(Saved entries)
===

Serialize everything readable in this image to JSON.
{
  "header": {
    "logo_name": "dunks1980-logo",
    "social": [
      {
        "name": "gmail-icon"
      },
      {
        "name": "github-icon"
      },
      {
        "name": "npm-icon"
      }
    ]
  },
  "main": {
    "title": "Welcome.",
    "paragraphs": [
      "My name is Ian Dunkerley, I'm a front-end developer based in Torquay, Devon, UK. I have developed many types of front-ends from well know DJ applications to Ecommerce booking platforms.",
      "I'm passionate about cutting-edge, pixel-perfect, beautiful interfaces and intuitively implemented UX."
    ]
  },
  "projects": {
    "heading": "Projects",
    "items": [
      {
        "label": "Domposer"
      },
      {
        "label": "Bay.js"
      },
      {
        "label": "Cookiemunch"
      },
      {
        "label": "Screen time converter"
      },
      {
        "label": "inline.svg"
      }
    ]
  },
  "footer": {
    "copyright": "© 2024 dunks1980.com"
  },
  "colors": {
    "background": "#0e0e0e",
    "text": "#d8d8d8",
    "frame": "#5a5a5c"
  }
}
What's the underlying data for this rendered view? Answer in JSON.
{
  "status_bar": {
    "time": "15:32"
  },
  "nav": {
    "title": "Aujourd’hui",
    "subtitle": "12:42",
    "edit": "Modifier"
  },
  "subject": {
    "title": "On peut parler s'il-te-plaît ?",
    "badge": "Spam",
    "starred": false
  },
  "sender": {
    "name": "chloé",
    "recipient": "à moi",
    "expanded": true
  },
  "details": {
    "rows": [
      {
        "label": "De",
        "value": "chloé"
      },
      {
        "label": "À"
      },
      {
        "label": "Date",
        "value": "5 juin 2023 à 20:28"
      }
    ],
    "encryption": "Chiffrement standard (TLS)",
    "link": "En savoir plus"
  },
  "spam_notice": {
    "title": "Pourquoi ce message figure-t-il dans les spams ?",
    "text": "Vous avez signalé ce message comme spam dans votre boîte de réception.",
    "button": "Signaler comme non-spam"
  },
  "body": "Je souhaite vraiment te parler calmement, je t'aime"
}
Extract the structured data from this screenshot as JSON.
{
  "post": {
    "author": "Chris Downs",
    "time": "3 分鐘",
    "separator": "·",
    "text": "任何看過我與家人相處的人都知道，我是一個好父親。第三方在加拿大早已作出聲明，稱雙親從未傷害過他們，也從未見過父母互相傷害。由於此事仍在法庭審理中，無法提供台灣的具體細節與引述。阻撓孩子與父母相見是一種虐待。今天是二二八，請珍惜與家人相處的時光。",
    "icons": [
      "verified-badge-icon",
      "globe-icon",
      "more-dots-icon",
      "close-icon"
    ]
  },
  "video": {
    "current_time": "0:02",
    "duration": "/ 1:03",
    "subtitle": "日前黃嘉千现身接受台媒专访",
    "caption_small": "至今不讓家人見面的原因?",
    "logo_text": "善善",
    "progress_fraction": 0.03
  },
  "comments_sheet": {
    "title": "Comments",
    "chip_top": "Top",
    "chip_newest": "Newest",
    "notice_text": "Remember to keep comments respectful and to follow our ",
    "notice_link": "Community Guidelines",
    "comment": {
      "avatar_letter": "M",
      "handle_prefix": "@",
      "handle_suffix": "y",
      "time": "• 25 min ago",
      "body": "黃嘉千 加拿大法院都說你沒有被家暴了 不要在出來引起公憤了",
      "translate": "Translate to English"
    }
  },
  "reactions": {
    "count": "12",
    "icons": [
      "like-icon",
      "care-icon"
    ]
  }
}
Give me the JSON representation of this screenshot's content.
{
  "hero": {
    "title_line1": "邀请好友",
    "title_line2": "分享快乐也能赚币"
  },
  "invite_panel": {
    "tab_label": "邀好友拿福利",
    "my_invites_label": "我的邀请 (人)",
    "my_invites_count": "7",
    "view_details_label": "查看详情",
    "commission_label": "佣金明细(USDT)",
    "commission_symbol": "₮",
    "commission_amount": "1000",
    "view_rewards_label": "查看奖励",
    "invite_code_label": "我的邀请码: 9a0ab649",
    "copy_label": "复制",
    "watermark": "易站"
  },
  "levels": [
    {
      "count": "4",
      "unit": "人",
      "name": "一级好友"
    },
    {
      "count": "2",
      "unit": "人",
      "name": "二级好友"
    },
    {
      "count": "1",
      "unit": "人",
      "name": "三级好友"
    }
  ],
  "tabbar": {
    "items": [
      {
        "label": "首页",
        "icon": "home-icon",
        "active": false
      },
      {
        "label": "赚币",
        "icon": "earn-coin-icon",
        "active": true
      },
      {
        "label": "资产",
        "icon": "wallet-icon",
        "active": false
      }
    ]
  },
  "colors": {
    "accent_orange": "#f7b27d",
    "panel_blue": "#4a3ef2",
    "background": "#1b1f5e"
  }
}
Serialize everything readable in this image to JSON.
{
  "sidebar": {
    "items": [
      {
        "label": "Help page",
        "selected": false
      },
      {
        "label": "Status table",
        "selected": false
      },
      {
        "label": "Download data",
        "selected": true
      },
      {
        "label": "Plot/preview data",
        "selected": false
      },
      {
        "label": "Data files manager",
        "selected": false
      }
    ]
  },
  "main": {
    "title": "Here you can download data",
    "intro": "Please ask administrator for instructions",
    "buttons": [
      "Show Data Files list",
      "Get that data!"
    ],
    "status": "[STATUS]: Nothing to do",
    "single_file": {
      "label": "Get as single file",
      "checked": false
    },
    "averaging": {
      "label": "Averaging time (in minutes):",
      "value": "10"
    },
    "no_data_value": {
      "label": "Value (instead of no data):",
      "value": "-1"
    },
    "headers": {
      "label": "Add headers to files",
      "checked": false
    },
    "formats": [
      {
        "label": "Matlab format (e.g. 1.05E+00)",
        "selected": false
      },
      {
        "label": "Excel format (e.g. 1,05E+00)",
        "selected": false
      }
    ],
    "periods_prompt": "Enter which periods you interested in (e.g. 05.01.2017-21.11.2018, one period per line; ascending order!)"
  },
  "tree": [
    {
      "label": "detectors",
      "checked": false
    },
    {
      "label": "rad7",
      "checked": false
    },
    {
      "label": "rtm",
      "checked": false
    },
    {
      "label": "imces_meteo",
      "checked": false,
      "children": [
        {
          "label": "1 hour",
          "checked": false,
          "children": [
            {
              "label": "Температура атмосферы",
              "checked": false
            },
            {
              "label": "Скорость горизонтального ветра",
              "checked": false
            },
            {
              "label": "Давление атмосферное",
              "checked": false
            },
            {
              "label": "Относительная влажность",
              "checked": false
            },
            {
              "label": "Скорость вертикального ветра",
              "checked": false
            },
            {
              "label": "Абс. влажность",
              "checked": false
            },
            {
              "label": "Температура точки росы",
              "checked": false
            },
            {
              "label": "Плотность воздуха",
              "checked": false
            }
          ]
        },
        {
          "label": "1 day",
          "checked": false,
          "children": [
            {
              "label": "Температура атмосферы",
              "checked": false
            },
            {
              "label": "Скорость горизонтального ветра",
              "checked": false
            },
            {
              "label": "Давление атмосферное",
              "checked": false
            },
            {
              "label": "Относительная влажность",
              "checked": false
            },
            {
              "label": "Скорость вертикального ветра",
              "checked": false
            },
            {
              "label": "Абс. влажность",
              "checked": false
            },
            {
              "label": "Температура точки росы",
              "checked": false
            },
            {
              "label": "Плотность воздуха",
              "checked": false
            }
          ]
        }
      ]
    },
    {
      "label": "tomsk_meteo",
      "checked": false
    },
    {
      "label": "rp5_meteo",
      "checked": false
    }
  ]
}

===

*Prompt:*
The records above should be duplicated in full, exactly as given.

*Response area:*
Serialize everything readable in this image to JSON.
{
  "header": {
    "logo_name": "dunks1980-logo",
    "social": [
      {
        "name": "gmail-icon"
      },
      {
        "name": "github-icon"
      },
      {
        "name": "npm-icon"
      }
    ]
  },
  "main": {
    "title": "Welcome.",
    "paragraphs": [
      "My name is Ian Dunkerley, I'm a front-end developer based in Torquay, Devon, UK. I have developed many types of front-ends from well know DJ applications to Ecommerce booking platforms.",
      "I'm passionate about cutting-edge, pixel-perfect, beautiful interfaces and intuitively implemented UX."
    ]
  },
  "projects": {
    "heading": "Projects",
    "items": [
      {
        "label": "Domposer"
      },
      {
        "label": "Bay.js"
      },
      {
        "label": "Cookiemunch"
      },
      {
        "label": "Screen time converter"
      },
      {
        "label": "inline.svg"
      }
    ]
  },
  "footer": {
    "copyright": "© 2024 dunks1980.com"
  },
  "colors": {
    "background": "#0e0e0e",
    "text": "#d8d8d8",
    "frame": "#5a5a5c"
  }
}
What's the underlying data for this rendered view? Answer in JSON.
{
  "status_bar": {
    "time": "15:32"
  },
  "nav": {
    "title": "Aujourd’hui",
    "subtitle": "12:42",
    "edit": "Modifier"
  },
  "subject": {
    "title": "On peut parler s'il-te-plaît ?",
    "badge": "Spam",
    "starred": false
  },
  "sender": {
    "name": "chloé",
    "recipient": "à moi",
    "expanded": true
  },
  "details": {
    "rows": [
      {
        "label": "De",
        "value": "chloé"
      },
      {
        "label": "À"
      },
      {
        "label": "Date",
        "value": "5 juin 2023 à 20:28"
      }
    ],
    "encryption": "Chiffrement standard (TLS)",
    "link": "En savoir plus"
  },
  "spam_notice": {
    "title": "Pourquoi ce message figure-t-il dans les spams ?",
    "text": "Vous avez signalé ce message comme spam dans votre boîte de réception.",
    "button": "Signaler comme non-spam"
  },
  "body": "Je souhaite vraiment te parler calmement, je t'aime"
}
Extract the structured data from this screenshot as JSON.
{
  "post": {
    "author": "Chris Downs",
    "time": "3 分鐘",
    "separator": "·",
    "text": "任何看過我與家人相處的人都知道，我是一個好父親。第三方在加拿大早已作出聲明，稱雙親從未傷害過他們，也從未見過父母互相傷害。由於此事仍在法庭審理中，無法提供台灣的具體細節與引述。阻撓孩子與父母相見是一種虐待。今天是二二八，請珍惜與家人相處的時光。",
    "icons": [
      "verified-badge-icon",
      "globe-icon",
      "more-dots-icon",
      "close-icon"
    ]
  },
  "video": {
    "current_time": "0:02",
    "duration": "/ 1:03",
    "subtitle": "日前黃嘉千现身接受台媒专访",
    "caption_small": "至今不讓家人見面的原因?",
    "logo_text": "善善",
    "progress_fraction": 0.03
  },
  "comments_sheet": {
    "title": "Comments",
    "chip_top": "Top",
    "chip_newest": "Newest",
    "notice_text": "Remember to keep comments respectful and to follow our ",
    "notice_link": "Community Guidelines",
    "comment": {
      "avatar_letter": "M",
      "handle_prefix": "@",
      "handle_suffix": "y",
      "time": "• 25 min ago",
      "body": "黃嘉千 加拿大法院都說你沒有被家暴了 不要在出來引起公憤了",
      "translate": "Translate to English"
    }
  },
  "reactions": {
    "count": "12",
    "icons": [
      "like-icon",
      "care-icon"
    ]
  }
}
Give me the JSON representation of this screenshot's content.
{
  "hero": {
    "title_line1": "邀请好友",
    "title_line2": "分享快乐也能赚币"
  },
  "invite_panel": {
    "tab_label": "邀好友拿福利",
    "my_invites_label": "我的邀请 (人)",
    "my_invites_count": "7",
    "view_details_label": "查看详情",
    "commission_label": "佣金明细(USDT)",
    "commission_symbol": "₮",
    "commission_amount": "1000",
    "view_rewards_label": "查看奖励",
    "invite_code_label": "我的邀请码: 9a0ab649",
    "copy_label": "复制",
    "watermark": "易站"
  },
  "levels": [
    {
      "count": "4",
      "unit": "人",
      "name": "一级好友"
    },
    {
      "count": "2",
      "unit": "人",
      "name": "二级好友"
    },
    {
      "count": "1",
      "unit": "人",
      "name": "三级好友"
    }
  ],
  "tabbar": {
    "items": [
      {
        "label": "首页",
        "icon": "home-icon",
        "active": false
      },
      {
        "label": "赚币",
        "icon": "earn-coin-icon",
        "active": true
      },
      {
        "label": "资产",
        "icon": "wallet-icon",
        "active": false
      }
    ]
  },
  "colors": {
    "accent_orange": "#f7b27d",
    "panel_blue": "#4a3ef2",
    "background": "#1b1f5e"
  }
}
Serialize everything readable in this image to JSON.
{
  "sidebar": {
    "items": [
      {
        "label": "Help page",
        "selected": false
      },
      {
        "label": "Status table",
        "selected": false
      },
      {
        "label": "Download data",
        "selected": true
      },
      {
        "label": "Plot/preview data",
        "selected": false
      },
      {
        "label": "Data files manager",
        "selected": false
      }
    ]
  },
  "main": {
    "title": "Here you can download data",
    "intro": "Please ask administrator for instructions",
    "buttons": [
      "Show Data Files list",
      "Get that data!"
    ],
    "status": "[STATUS]: Nothing to do",
    "single_file": {
      "label": "Get as single file",
      "checked": false
    },
    "averaging": {
      "label": "Averaging time (in minutes):",
      "value": "10"
    },
    "no_data_value": {
      "label": "Value (instead of no data):",
      "value": "-1"
    },
    "headers": {
      "label": "Add headers to files",
      "checked": false
    },
    "formats": [
      {
        "label": "Matlab format (e.g. 1.05E+00)",
        "selected": false
      },
      {
        "label": "Excel format (e.g. 1,05E+00)",
        "selected": false
      }
    ],
    "periods_prompt": "Enter which periods you interested in (e.g. 05.01.2017-21.11.2018, one period per line; ascending order!)"
  },
  "tree": [
    {
      "label": "detectors",
      "checked": false
    },
    {
      "label": "rad7",
      "checked": false
    },
    {
      "label": "rtm",
      "checked": false
    },
    {
      "label": "imces_meteo",
      "checked": false,
      "children": [
        {
          "label": "1 hour",
          "checked": false,
          "children": [
            {
              "label": "Температура атмосферы",
              "checked": false
            },
            {
              "label": "Скорость горизонтального ветра",
              "checked": false
            },
            {
              "label": "Давление атмосферное",
              "checked": false
            },
            {
              "label": "Относительная влажность",
              "checked": false
            },
            {
              "label": "Скорость вертикального ветра",
              "checked": false
            },
            {
              "label": "Абс. влажность",
              "checked": false
            },
            {
              "label": "Температура точки росы",
              "checked": false
            },
            {
              "label": "Плотность воздуха",
              "checked": false
            }
          ]
        },
        {
          "label": "1 day",
          "checked": false,
          "children": [
            {
              "label": "Температура атмосферы",
              "checked": false
            },
            {
              "label": "Скорость горизонтального ветра",
              "checked": false
            },
            {
              "label": "Давление атмосферное",
              "checked": false
            },
            {
              "label": "Относительная влажность",
              "checked": false
            },
            {
              "label": "Скорость вертикального ветра",
              "checked": false
            },
            {
              "label": "Абс. влажность",
              "checked": false
            },
            {
              "label": "Температура точки росы",
              "checked": false
            },
            {
              "label": "Плотность воздуха",
              "checked": false
            }
          ]
        }
      ]
    },
    {
      "label": "tomsk_meteo",
      "checked": false
    },
    {
      "label": "rp5_meteo",
      "checked": false
    }
  ]
}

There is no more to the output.